*EXERCISE DIRECTIONS*:
Only the records, repeated exactly, should make up the response.
· · · · ·
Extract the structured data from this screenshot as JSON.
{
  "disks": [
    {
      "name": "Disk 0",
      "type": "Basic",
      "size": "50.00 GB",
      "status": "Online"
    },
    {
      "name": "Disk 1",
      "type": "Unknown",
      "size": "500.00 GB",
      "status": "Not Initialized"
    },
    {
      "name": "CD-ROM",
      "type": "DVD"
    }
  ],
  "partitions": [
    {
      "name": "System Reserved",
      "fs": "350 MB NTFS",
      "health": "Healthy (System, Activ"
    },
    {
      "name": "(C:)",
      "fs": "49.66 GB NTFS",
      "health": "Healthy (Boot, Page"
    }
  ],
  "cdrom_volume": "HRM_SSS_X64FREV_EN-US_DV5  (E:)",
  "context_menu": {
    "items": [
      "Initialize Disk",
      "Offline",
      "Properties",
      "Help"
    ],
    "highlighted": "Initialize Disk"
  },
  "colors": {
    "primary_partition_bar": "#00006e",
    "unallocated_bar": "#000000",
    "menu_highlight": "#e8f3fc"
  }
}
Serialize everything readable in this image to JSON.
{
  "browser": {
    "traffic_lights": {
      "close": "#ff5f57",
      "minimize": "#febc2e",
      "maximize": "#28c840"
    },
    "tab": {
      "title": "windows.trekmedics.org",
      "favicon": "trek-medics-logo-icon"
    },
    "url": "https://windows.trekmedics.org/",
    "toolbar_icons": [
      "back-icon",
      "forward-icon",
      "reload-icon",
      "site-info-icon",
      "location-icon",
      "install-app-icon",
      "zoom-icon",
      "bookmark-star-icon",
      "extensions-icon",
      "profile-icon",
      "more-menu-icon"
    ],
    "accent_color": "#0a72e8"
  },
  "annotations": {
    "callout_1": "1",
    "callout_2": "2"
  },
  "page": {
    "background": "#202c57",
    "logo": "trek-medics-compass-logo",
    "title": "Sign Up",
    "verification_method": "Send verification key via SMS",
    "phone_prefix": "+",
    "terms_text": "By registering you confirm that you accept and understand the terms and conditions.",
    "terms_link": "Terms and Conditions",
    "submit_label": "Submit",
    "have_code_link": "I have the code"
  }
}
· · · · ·
*TASK ANSWER*:
Extract the structured data from this screenshot as JSON.
{
  "disks": [
    {
      "name": "Disk 0",
      "type": "Basic",
      "size": "50.00 GB",
      "status": "Online"
    },
    {
      "name": "Disk 1",
      "type": "Unknown",
      "size": "500.00 GB",
      "status": "Not Initialized"
    },
    {
      "name": "CD-ROM",
      "type": "DVD"
    }
  ],
  "partitions": [
    {
      "name": "System Reserved",
      "fs": "350 MB NTFS",
      "health": "Healthy (System, Activ"
    },
    {
      "name": "(C:)",
      "fs": "49.66 GB NTFS",
      "health": "Healthy (Boot, Page"
    }
  ],
  "cdrom_volume": "HRM_SSS_X64FREV_EN-US_DV5  (E:)",
  "context_menu": {
    "items": [
      "Initialize Disk",
      "Offline",
      "Properties",
      "Help"
    ],
    "highlighted": "Initialize Disk"
  },
  "colors": {
    "primary_partition_bar": "#00006e",
    "unallocated_bar": "#000000",
    "menu_highlight": "#e8f3fc"
  }
}
Serialize everything readable in this image to JSON.
{
  "browser": {
    "traffic_lights": {
      "close": "#ff5f57",
      "minimize": "#febc2e",
      "maximize": "#28c840"
    },
    "tab": {
      "title": "windows.trekmedics.org",
      "favicon": "trek-medics-logo-icon"
    },
    "url": "https://windows.trekmedics.org/",
    "toolbar_icons": [
      "back-icon",
      "forward-icon",
      "reload-icon",
      "site-info-icon",
      "location-icon",
      "install-app-icon",
      "zoom-icon",
      "bookmark-star-icon",
      "extensions-icon",
      "profile-icon",
      "more-menu-icon"
    ],
    "accent_color": "#0a72e8"
  },
  "annotations": {
    "callout_1": "1",
    "callout_2": "2"
  },
  "page": {
    "background": "#202c57",
    "logo": "trek-medics-compass-logo",
    "title": "Sign Up",
    "verification_method": "Send verification key via SMS",
    "phone_prefix": "+",
    "terms_text": "By registering you confirm that you accept and understand the terms and conditions.",
    "terms_link": "Terms and Conditions",
    "submit_label": "Submit",
    "have_code_link": "I have the code"
  }
}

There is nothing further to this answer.